- Sort alphabetically and scan down to see if any two values are similar but slightly different, maybe only in punctuation, which could mean one record had the attribute data entered incorrectly.
For each type of item, maybe one from each product group and/or location, check that all its attributes in every file are correct or at least pass a sanity check. The more you can spot check from a broad range of items, the less likely you will have issues post go live.
Validating Transactional Data
Transactional files may all have a format similar to this:
1: Find and explain weird numbers in each transactional file
These should be checked for “weird” numbers in the Quantity field. Then you can proceed to:
- Filter for dates outside the range you expect or missing expected dates entirely.
- Find where Transaction identifiers and line numbers are missing. They shouldn’t be.
- If there is more than one record for a given Transaction ID and Transaction Line Number combination, is that a mistake? Put another way, should duplicate records have their quantities summed together or is that double counting?
2: Sanity check summed quantities
Do a sanity check by filtering to a particular product you’re familiar with, and filter to a relatable date range such as last month or last year, and sum the quantities. Is that total amount what you expected for that product in that time frame? If you have information on total usage out of a location, you can slice the data that way to sum the quantities and compare to what you expect. Pivot tables come in handy for verification of transactional data. With them, you can view the data like:
The products’ yearly total may be simple to sanity check if you know the products well. Or you can VLOOKUP to add attributes, such as product group, and pivot on that to see a higher level that is more familiar:
|Product Group||Year||Quantity Total|
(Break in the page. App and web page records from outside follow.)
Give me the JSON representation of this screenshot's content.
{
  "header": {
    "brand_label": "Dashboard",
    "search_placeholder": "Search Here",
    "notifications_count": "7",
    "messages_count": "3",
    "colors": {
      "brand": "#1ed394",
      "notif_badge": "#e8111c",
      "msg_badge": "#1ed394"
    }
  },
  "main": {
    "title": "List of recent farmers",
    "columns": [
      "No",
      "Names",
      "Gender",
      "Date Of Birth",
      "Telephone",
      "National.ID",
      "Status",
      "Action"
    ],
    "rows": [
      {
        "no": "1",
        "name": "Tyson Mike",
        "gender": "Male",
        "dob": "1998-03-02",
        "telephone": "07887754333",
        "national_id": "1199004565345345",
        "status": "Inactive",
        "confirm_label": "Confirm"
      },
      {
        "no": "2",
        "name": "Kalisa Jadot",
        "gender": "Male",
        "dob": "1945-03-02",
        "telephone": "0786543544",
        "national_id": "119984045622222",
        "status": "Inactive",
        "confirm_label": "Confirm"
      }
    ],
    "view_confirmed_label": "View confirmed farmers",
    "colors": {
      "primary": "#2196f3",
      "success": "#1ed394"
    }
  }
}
3: Sanity check count of records
It may help to display a count of transactions rather than a sum of the quantities, especially for purchase order data. Such as:
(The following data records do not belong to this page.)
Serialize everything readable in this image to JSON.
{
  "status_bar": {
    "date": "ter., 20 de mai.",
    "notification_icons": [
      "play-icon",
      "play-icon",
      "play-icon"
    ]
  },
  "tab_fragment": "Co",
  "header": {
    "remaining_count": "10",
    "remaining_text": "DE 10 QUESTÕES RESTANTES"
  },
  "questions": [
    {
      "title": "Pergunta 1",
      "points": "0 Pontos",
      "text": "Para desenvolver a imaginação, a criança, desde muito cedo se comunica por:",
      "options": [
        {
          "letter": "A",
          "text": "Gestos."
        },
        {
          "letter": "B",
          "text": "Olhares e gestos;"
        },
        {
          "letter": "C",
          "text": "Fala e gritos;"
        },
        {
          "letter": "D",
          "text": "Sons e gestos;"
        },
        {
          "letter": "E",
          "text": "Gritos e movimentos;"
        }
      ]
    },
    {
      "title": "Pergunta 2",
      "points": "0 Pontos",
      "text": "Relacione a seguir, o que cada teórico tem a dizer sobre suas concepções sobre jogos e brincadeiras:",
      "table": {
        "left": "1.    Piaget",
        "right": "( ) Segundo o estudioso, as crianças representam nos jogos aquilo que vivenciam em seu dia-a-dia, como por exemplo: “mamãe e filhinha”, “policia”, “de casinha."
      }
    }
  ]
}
|Product||Year||Number of POs|
And/or the same summarization at a higher level, like:
|Product Group||Year||Number of POs|
4: Spot checking
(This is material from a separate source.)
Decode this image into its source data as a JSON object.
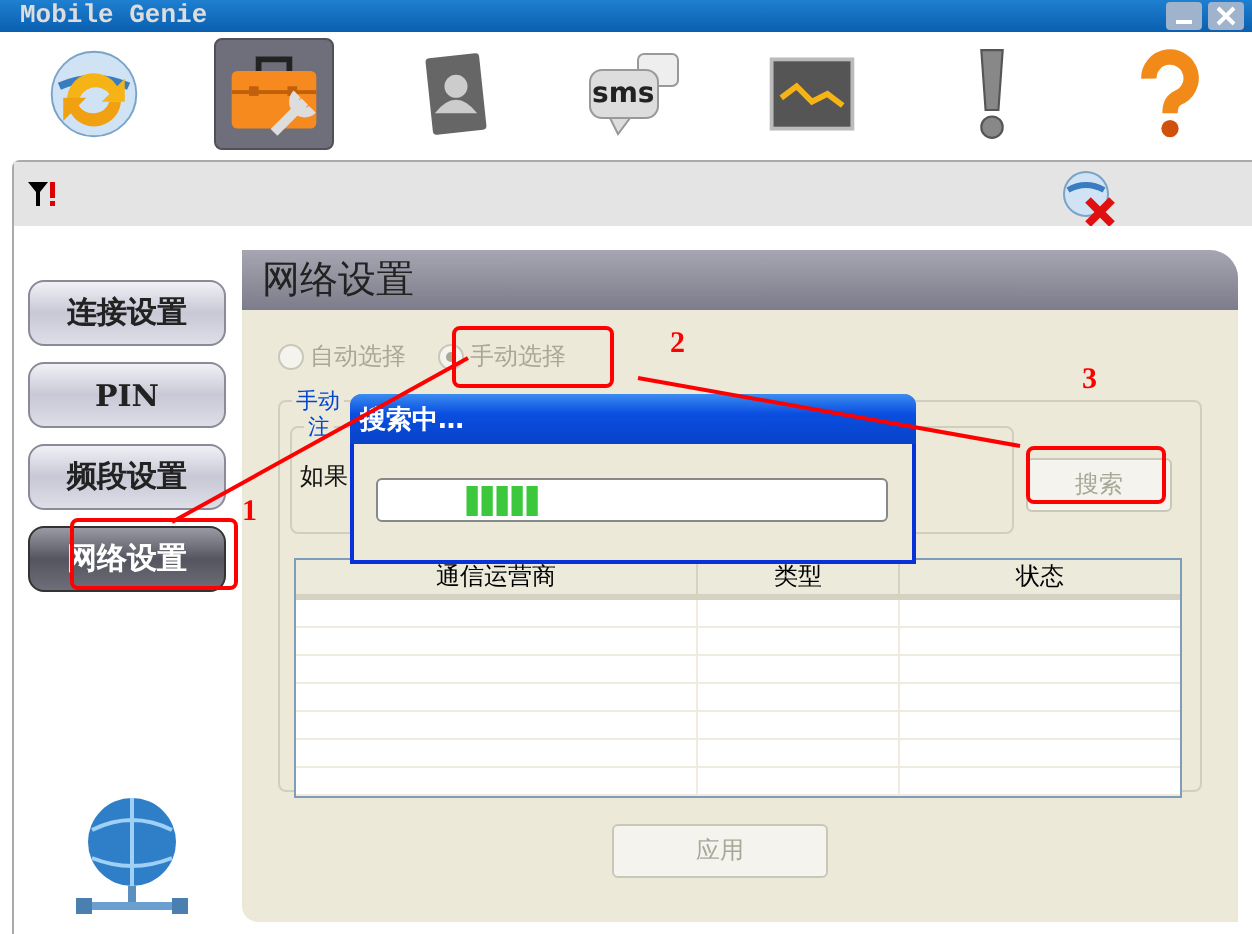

Spot checking the correctness of a single transaction, for each type of item and each type of transaction, completes due diligence. Pay special attention to what date is tied to the transaction, and whether it is right for the analysis. Dates may be a creation date, like the date a customer placed an order with you, or a promise date, like the date you expected to deliver on the customer’s order at the time of creating it, or a fulfilment date, when you actually delivered on the order. Sometimes a promise date gets modified days after creating the order if it can’t be met. Make sure the date in use reflects actual demand by the customer for the product most closely.
What to do about bad data
If the mis-entries are few or one-off, you can edit the ERP records by hand as they are found, cleaning up your catalog attributes, even after go-live with the application. But if large swathes of attributes or transaction quantities are off, this can spur an internal project to re-enter data correctly and possibly to change or start to document the process that needs to be followed when new records are entered into your ERP.
Care must be taken to avoid too long a delay in implementation of the SaaS application while waiting on clean attributes. Break the work into chunks and use the application to analyze the clean data first so the data cleansing project occurs in parallel with getting value out of the new application.